Magnolia Pictures has released the first trailer for the Freakonomics, assembled by a cadre of Hollywood’s premier documentarians: Alex Gibney (Enron: The Smartest Guys in the Room), Morgan Spurlock (Super Size Me), Rachel Grady and Heidi Ewing (Jesus Camp), Eugene Jarecki (Why We Fight), and Seth Gordon (The King of Kong).
The doc is an adaptation of the bestselling book by Steven Levitt and Stephen J. Dubner, which takes a look at the ethics of Sumo wrestling, the repercussions of baby names, the use of cash incentives for underachieving school kids, and the relationship between Roe V. Wade and crime in the early 1990s. Check out the trailer after the jump.
Magnolia Pictures has picked up US distribution rights Alex Gibney’s upcoming Eliot Spitzer documentary.
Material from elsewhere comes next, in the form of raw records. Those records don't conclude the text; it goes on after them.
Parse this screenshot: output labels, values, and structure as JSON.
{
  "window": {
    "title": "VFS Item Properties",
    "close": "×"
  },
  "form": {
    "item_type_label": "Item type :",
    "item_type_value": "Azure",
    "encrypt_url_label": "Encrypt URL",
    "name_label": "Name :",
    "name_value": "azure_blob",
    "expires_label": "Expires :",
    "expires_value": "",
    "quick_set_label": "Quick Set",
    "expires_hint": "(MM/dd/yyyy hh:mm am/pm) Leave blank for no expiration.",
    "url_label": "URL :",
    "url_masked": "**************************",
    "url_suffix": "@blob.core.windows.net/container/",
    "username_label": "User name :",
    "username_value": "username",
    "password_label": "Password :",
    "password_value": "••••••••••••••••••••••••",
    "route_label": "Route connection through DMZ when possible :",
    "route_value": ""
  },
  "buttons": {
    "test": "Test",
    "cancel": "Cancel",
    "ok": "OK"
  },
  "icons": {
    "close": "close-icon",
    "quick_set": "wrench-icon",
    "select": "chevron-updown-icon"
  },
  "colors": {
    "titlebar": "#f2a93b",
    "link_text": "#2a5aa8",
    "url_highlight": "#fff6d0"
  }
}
Spitzer’s legacy will most likely be that he liked the high-price whores. Unfortunately, Spitzer was one of the great crusaders against the financial corruption. As New York’s attorney general he prosecuted crimes against the largest financial institutions and some of the most powerful executives in the country. When he was elected governor, he won by such a wide margin that many believed he could be come the first Jewish president. And then the whore-thing broke and it all came crashing down. It’s your tragic rise/fall stuff, but I hope it’s also an interesting look at how our country held a man’s personal, non-criminal actions more important than his attempts to stop real criminals who ended up destroying our financial system.
Hit the jump for the synopsis of the currently untitled documentary, click here for a clip from the film, and click here for our interview with Gibney where he spoke about the project. [Screen Daily]